And that was before Hurricane Sandy. Now, a year after that devastation, there are more than 21,000 children living in shelters in New York City.
What happened to children like Pedro and the real-life children of Rachel? Did they end up on the boulevard, perhaps even as parents of a homeless family? Just this week, The New Yorker published a lengthy report on the state of homelessness in New York during the Bloomberg regime, in which Ian Frazier writes, “the number of homeless people has gone through the roof they do not have.” It’s like coming full circle from “The Homeless and Their Children” – back almost to where we started.
But we can work to change all of that.
How we can change policy
On Nov. 5, New York City will elect a new mayor who may be able to apply more effective strategies to ending homelessness. In our state of Washington, we’ll elect our own local officials that day as well. That’s just one way we can work to change policy and help end homelessness and poverty. We can also:
- Urge our state legislators to make changes that can end homelessness, by joining events like the Jan. 28 Housing and Homelessness Advocacy Day in Olympia.
- Ask our local officials to increase funding for human services.
- Learn more about the link between the Affordable Care Act and housing.
- Encourage the use of solutions like Rapid Re-Housing that move families out of shelter quickly and keep them stably housed – at a lower cost than shelter.
- Keep talking about this.

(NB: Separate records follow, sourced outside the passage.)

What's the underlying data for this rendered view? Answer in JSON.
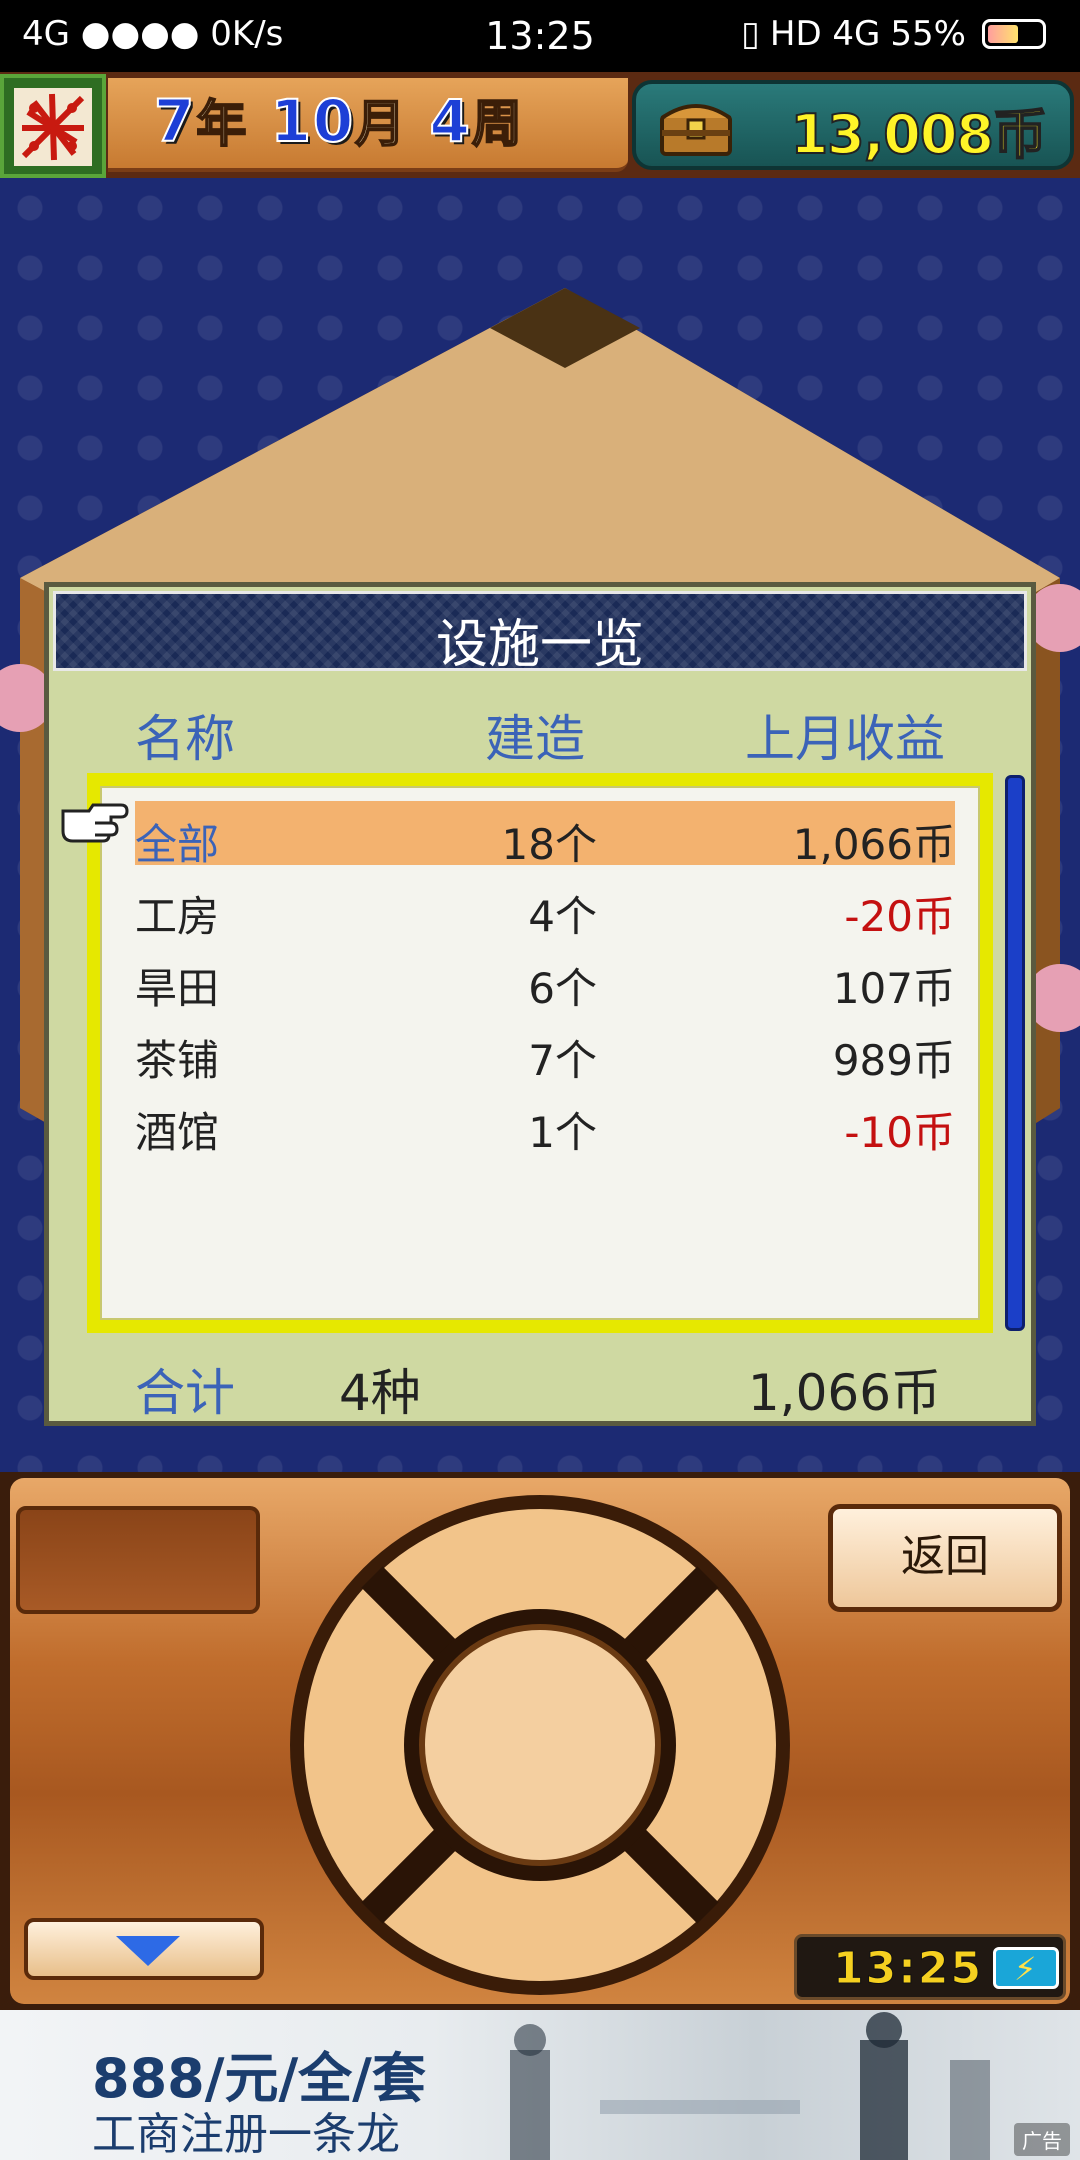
{
  "status_bar": {
    "network": "4G ●●●● 0K/s",
    "time": "13:25",
    "indicators": "HD 4G",
    "battery_percent": "55%",
    "battery_level": 0.55
  },
  "game_header": {
    "date": {
      "year": "7",
      "year_unit": "年",
      "month": "10",
      "month_unit": "月",
      "week": "4",
      "week_unit": "周"
    },
    "money": "13,008币"
  },
  "dialog": {
    "title": "设施一览",
    "columns": {
      "name": "名称",
      "built": "建造",
      "income": "上月收益"
    },
    "rows": [
      {
        "name": "全部",
        "count": "18个",
        "income": "1,066币",
        "negative": false,
        "selected": true
      },
      {
        "name": "工房",
        "count": "4个",
        "income": "-20币",
        "negative": true,
        "selected": false
      },
      {
        "name": "旱田",
        "count": "6个",
        "income": "107币",
        "negative": false,
        "selected": false
      },
      {
        "name": "茶铺",
        "count": "7个",
        "income": "989币",
        "negative": false,
        "selected": false
      },
      {
        "name": "酒馆",
        "count": "1个",
        "income": "-10币",
        "negative": true,
        "selected": false
      }
    ],
    "total": {
      "label": "合计",
      "kinds": "4种",
      "value": "1,066币"
    }
  },
  "controls": {
    "back_label": "返回",
    "clock": "13:25"
  },
  "ad": {
    "line1": "888/元/全/套",
    "line2": "工商注册一条龙",
    "tag": "广告"
  },
  "colors": {
    "accent_blue": "#3b63b8",
    "negative_red": "#c41010",
    "selected_row": "#f3b26f",
    "money_yellow": "#fff428",
    "game_bg": "#1c2a73"
  }
}
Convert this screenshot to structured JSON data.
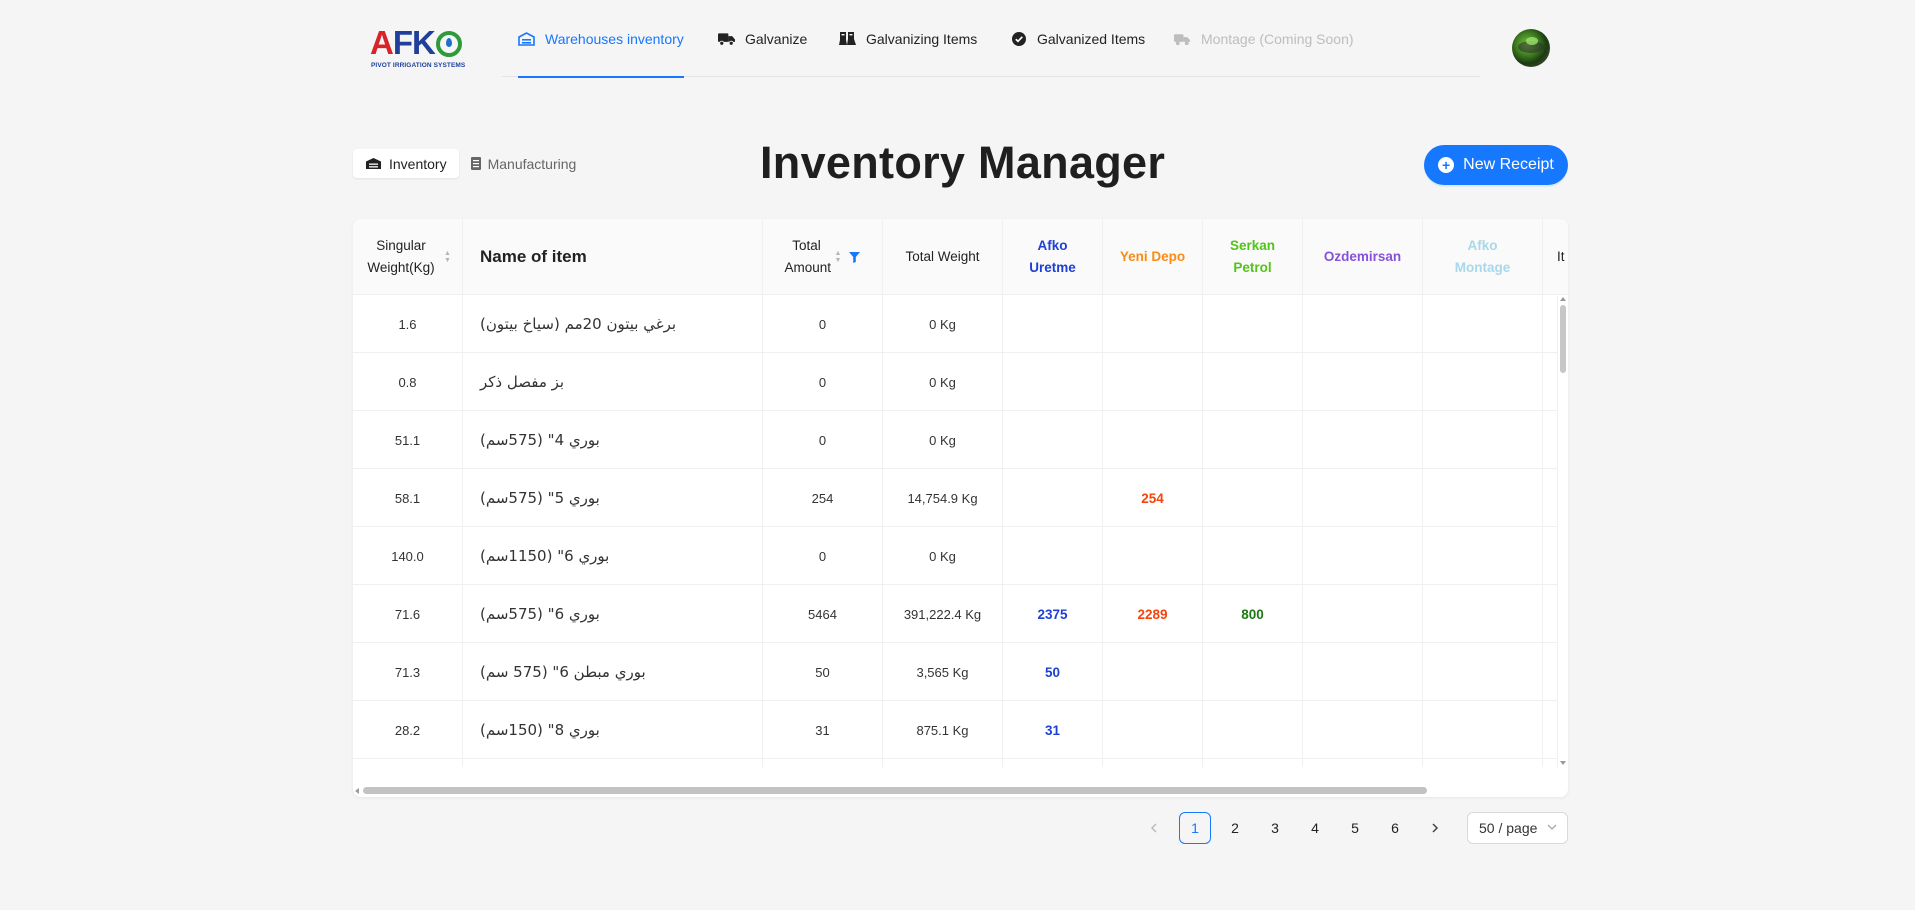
{
  "logo": {
    "brand_a": "A",
    "brand_fk": "FK",
    "subtitle": "PIVOT IRRIGATION SYSTEMS"
  },
  "nav": {
    "items": [
      {
        "label": "Warehouses inventory",
        "icon": "warehouse-icon",
        "state": "active"
      },
      {
        "label": "Galvanize",
        "icon": "truck-icon",
        "state": "normal"
      },
      {
        "label": "Galvanizing Items",
        "icon": "flask-icon",
        "state": "normal"
      },
      {
        "label": "Galvanized Items",
        "icon": "check-circle-icon",
        "state": "normal"
      },
      {
        "label": "Montage (Coming Soon)",
        "icon": "trucks-icon",
        "state": "disabled"
      }
    ]
  },
  "segmented": {
    "inventory": "Inventory",
    "manufacturing": "Manufacturing"
  },
  "page": {
    "title": "Inventory Manager",
    "new_receipt": "New Receipt"
  },
  "table": {
    "columns": {
      "weight": "Singular Weight(Kg)",
      "name": "Name of item",
      "amount": "Total Amount",
      "total_weight": "Total Weight",
      "afko_uretme": "Afko Uretme",
      "yeni_depo": "Yeni Depo",
      "serkan_petrol": "Serkan Petrol",
      "ozdemirsan": "Ozdemirsan",
      "afko_montage": "Afko Montage",
      "cut_off": "It"
    },
    "colors": {
      "afko_uretme": "#1e40d6",
      "yeni_depo": "#fa8c16",
      "yeni_depo_values": "#f5440c",
      "serkan_petrol": "#52c41a",
      "serkan_petrol_values": "#1c7a12",
      "ozdemirsan": "#8652d9",
      "afko_montage": "#a8d8ea"
    },
    "rows": [
      {
        "weight": "1.6",
        "name": "برغي بيتون 20مم (سياخ بيتون)",
        "amount": "0",
        "total_weight": "0 Kg",
        "afko_uretme": "",
        "yeni_depo": "",
        "serkan_petrol": "",
        "ozdemirsan": "",
        "afko_montage": ""
      },
      {
        "weight": "0.8",
        "name": "بز مفصل ذكر",
        "amount": "0",
        "total_weight": "0 Kg",
        "afko_uretme": "",
        "yeni_depo": "",
        "serkan_petrol": "",
        "ozdemirsan": "",
        "afko_montage": ""
      },
      {
        "weight": "51.1",
        "name": "بوري 4\" (575سم)",
        "amount": "0",
        "total_weight": "0 Kg",
        "afko_uretme": "",
        "yeni_depo": "",
        "serkan_petrol": "",
        "ozdemirsan": "",
        "afko_montage": ""
      },
      {
        "weight": "58.1",
        "name": "بوري 5\" (575سم)",
        "amount": "254",
        "total_weight": "14,754.9 Kg",
        "afko_uretme": "",
        "yeni_depo": "254",
        "serkan_petrol": "",
        "ozdemirsan": "",
        "afko_montage": ""
      },
      {
        "weight": "140.0",
        "name": "بوري 6\" (1150سم)",
        "amount": "0",
        "total_weight": "0 Kg",
        "afko_uretme": "",
        "yeni_depo": "",
        "serkan_petrol": "",
        "ozdemirsan": "",
        "afko_montage": ""
      },
      {
        "weight": "71.6",
        "name": "بوري 6\" (575سم)",
        "amount": "5464",
        "total_weight": "391,222.4 Kg",
        "afko_uretme": "2375",
        "yeni_depo": "2289",
        "serkan_petrol": "800",
        "ozdemirsan": "",
        "afko_montage": ""
      },
      {
        "weight": "71.3",
        "name": "بوري مبطن 6\" (575 سم)",
        "amount": "50",
        "total_weight": "3,565 Kg",
        "afko_uretme": "50",
        "yeni_depo": "",
        "serkan_petrol": "",
        "ozdemirsan": "",
        "afko_montage": ""
      },
      {
        "weight": "28.2",
        "name": "بوري 8\" (150سم)",
        "amount": "31",
        "total_weight": "875.1 Kg",
        "afko_uretme": "31",
        "yeni_depo": "",
        "serkan_petrol": "",
        "ozdemirsan": "",
        "afko_montage": ""
      }
    ]
  },
  "pagination": {
    "pages": [
      "1",
      "2",
      "3",
      "4",
      "5",
      "6"
    ],
    "current": "1",
    "page_size": "50 / page"
  }
}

If you haven’t read “Rachel and her Children,” or the follow-up, “Fire in the Ashes,” do it.
- Listen to “New York” and feel the power of Reed’s work – it may spur you to action.
Did Jonathan Kozol’s work inspire Reed to write “Dirty Blvd.”? I’ve never been able to verify that. At one time, thinking about writing this piece, I toyed with the idea of contacting him directly to ask, my journalism training having instilled the need to confirm facts with the source. And now I’ll never have the chance. In fact, now, when I hear his grief-tinged “Halloween Parade” and the lyrics “This celebration somehow gets me down/Especially when I see you’re not around,” it will take on new meaning because now he’s the one who isn’t around anymore.
But I can still listen to his music and marvel at the power of art in engaging the public to end social injustice.